    Our in-depth research and conversations with the community have also told us some of the reasons behind these disparities: LGBTQ+ seniors and people with disabilities are not always aware there are tailored programs that serve them. We need to inform the community about our services so they can feel included and safe in accessing these programs. We also know our challenge is not just in funding LGBTQ+ focused programs but also in ensuring that queer and trans consumers can access any service provided by DAS or its partners in a culturally responsive way—ensuring that we affirm their identities and make them feel included, accepted, and safe across our entire service portfolio.
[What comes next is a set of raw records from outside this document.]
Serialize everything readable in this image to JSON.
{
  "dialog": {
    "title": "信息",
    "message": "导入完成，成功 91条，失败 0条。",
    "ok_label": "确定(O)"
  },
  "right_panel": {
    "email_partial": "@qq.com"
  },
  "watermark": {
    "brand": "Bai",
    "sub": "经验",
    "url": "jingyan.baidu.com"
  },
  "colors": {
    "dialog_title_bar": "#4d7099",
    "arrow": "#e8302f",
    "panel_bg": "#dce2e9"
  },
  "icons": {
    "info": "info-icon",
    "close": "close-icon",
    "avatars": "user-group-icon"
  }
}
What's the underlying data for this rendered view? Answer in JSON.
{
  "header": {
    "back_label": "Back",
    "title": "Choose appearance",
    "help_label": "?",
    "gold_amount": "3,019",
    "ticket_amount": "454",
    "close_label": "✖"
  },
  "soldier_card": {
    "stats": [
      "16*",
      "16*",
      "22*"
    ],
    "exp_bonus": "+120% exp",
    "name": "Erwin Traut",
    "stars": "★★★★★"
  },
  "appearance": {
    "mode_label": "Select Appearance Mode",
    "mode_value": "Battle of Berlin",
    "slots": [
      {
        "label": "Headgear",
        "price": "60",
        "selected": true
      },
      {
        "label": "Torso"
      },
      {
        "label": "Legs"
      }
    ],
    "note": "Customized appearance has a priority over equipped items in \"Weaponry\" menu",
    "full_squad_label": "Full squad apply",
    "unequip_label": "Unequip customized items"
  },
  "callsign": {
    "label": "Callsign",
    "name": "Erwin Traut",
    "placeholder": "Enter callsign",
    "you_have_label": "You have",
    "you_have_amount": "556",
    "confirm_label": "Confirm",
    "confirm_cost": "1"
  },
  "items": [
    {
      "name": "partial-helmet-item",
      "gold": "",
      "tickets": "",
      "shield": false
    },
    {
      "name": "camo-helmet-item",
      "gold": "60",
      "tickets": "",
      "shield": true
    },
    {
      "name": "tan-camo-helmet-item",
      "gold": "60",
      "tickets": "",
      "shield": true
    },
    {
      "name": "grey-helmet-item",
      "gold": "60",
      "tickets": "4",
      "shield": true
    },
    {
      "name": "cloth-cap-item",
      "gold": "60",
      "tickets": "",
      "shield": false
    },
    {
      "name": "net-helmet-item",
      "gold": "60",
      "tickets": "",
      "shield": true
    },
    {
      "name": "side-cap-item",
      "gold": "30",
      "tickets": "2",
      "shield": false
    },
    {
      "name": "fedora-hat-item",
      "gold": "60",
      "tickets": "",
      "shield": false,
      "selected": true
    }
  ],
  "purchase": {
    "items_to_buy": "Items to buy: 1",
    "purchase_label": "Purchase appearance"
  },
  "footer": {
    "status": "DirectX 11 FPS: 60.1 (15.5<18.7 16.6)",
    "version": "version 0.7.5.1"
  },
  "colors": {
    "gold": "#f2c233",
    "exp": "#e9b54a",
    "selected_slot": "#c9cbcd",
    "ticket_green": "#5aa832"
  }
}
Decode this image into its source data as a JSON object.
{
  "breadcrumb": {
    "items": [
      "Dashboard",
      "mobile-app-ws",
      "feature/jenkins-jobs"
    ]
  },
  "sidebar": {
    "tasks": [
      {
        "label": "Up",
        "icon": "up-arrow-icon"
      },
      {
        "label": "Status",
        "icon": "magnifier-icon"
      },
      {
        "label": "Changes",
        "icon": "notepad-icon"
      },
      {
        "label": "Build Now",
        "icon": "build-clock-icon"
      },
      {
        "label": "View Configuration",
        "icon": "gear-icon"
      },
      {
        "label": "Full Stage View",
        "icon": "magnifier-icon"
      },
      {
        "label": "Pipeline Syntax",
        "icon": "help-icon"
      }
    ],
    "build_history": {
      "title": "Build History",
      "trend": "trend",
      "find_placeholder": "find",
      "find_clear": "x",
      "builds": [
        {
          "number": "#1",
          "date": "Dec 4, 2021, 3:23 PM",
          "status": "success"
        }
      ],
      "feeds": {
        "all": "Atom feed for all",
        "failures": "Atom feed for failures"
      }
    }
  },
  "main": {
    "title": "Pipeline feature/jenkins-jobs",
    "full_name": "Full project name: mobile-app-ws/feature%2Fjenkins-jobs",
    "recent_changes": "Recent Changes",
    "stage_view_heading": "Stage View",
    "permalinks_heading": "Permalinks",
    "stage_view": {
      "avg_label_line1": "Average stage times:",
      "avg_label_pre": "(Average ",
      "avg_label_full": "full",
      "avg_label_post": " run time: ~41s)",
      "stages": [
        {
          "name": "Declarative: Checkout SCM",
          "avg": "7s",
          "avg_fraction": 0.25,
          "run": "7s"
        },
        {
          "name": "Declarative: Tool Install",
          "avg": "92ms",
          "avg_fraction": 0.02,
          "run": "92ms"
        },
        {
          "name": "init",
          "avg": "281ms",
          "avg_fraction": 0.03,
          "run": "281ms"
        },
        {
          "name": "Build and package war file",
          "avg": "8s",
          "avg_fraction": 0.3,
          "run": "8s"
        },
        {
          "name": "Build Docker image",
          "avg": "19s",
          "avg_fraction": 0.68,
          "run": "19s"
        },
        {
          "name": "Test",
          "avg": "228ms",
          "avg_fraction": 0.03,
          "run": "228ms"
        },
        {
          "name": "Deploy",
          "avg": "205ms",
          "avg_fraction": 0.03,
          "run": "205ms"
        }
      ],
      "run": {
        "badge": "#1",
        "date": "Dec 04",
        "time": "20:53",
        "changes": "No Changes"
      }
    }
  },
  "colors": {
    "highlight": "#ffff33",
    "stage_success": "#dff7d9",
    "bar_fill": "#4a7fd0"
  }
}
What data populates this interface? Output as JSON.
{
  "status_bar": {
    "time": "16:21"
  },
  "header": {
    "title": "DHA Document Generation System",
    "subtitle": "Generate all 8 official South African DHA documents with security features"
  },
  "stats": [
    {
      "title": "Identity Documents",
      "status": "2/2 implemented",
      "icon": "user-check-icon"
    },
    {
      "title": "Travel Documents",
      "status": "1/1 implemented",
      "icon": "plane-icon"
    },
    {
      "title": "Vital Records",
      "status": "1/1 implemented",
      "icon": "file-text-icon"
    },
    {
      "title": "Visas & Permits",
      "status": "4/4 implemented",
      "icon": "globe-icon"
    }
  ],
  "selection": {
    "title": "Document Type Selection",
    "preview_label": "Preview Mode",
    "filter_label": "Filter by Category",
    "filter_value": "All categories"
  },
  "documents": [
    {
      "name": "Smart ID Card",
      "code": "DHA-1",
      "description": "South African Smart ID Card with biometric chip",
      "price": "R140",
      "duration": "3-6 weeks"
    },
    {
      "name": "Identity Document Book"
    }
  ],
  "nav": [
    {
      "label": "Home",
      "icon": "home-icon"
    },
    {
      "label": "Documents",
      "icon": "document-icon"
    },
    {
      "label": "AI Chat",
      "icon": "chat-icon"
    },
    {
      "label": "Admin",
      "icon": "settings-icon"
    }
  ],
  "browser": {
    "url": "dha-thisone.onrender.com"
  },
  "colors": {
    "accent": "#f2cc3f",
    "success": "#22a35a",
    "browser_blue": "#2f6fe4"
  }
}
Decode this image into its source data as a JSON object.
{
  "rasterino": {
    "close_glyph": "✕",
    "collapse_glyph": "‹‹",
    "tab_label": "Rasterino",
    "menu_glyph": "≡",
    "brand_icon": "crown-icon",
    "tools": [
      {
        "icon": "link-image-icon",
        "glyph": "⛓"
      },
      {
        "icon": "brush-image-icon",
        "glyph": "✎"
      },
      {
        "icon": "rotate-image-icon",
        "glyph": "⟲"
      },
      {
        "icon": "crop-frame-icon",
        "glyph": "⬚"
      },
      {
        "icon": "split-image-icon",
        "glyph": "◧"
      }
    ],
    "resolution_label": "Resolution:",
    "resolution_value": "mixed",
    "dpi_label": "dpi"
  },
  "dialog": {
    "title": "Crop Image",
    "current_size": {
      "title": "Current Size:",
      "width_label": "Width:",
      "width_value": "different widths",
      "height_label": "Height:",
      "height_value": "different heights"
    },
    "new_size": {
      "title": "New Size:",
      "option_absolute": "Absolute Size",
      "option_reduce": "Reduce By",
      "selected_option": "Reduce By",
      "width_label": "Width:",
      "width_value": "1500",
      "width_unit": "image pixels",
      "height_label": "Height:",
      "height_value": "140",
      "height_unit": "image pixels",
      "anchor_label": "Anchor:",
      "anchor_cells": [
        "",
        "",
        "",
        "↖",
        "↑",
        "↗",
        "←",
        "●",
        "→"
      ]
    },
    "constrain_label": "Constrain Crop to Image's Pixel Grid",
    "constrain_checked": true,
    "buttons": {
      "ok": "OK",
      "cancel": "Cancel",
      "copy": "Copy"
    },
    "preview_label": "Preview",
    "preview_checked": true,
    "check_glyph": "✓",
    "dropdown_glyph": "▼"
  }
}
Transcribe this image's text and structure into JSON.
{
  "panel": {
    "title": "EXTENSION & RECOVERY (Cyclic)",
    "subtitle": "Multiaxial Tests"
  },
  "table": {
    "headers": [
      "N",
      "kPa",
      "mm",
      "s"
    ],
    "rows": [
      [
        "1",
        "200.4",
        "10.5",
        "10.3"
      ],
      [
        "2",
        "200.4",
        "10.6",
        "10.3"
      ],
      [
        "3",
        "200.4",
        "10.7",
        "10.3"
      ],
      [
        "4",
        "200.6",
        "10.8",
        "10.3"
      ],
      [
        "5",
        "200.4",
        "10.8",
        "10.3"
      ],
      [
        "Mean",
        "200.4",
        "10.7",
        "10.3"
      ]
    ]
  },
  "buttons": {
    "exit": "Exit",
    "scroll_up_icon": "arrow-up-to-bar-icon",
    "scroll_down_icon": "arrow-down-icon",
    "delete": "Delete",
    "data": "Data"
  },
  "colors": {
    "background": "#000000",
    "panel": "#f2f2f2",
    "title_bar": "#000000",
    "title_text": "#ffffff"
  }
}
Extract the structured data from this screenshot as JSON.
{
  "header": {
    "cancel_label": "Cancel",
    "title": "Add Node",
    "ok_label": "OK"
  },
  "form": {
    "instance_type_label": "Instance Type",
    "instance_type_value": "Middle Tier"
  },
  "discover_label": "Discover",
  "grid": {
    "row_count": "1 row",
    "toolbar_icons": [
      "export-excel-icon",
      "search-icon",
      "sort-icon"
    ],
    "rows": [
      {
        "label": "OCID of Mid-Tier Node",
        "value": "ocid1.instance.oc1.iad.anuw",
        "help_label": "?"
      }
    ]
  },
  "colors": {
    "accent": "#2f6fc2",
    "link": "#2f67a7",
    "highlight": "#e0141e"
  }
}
    To help further our goal of serving more LGBTQ+ San Franciscans, we need the community’s help to spread the word that there are many services to help our queer and trans older and disabled adults age in place, with us, in our neighborhoods and districts. DAS provides vital supports across a wide range of needs—whether it’s through our Community Service Centers where people can socialize and participate in a variety of programs and classes, or food programs that provide nutritious meals and promote healthy eating habits, or individualized case management services to help clients get the support and resources they need to remain in their community. Through these essential supports, we help to ensure adults with disabilities and older people can thrive and, in turn, continue to add vibrancy and diversity to our neighborhoods and city.

    The vast majority of our community services are available to San Francisco seniors and people with disabilities of all income levels.

    Our DAS Benefits & Resource Hub is a one-stop shop to learn about and get connected to a wide range of services for all older people, adults with disabilities, veterans, and caregivers. Please do not hesitate to reach out, either by calling 415-355-6700 or by visiting us in person at 2 Gough Street. You may also visit

    Please help by getting involved and spreading the word about these critical programs to our queer and trans elders and those who experience disabilities. These supports are vital not only to them but also to our entire community. 

    On behalf of the Department of Disability and Aging Services, I want to wish all a Happy Pride Month!

    As Executive Director of the Department of Disability and Aging Services, Kelly Dearman coordinates services to veterans, older adults, adults with disabilities, and their families to maximize health, safety, and independence so that they can remain active in their community for as long as possible and maintain the highest quality of life. She has more than 15 years of experience developing policies and services to help ensure San Franciscans thrive as they age. Dearman was born and raised in San Francisco. She lives in the Cole Valley neighborhood with her family, living in the same house she grew up in. She lives with her husband, two children, and her parents.

    Published on June 23, 2023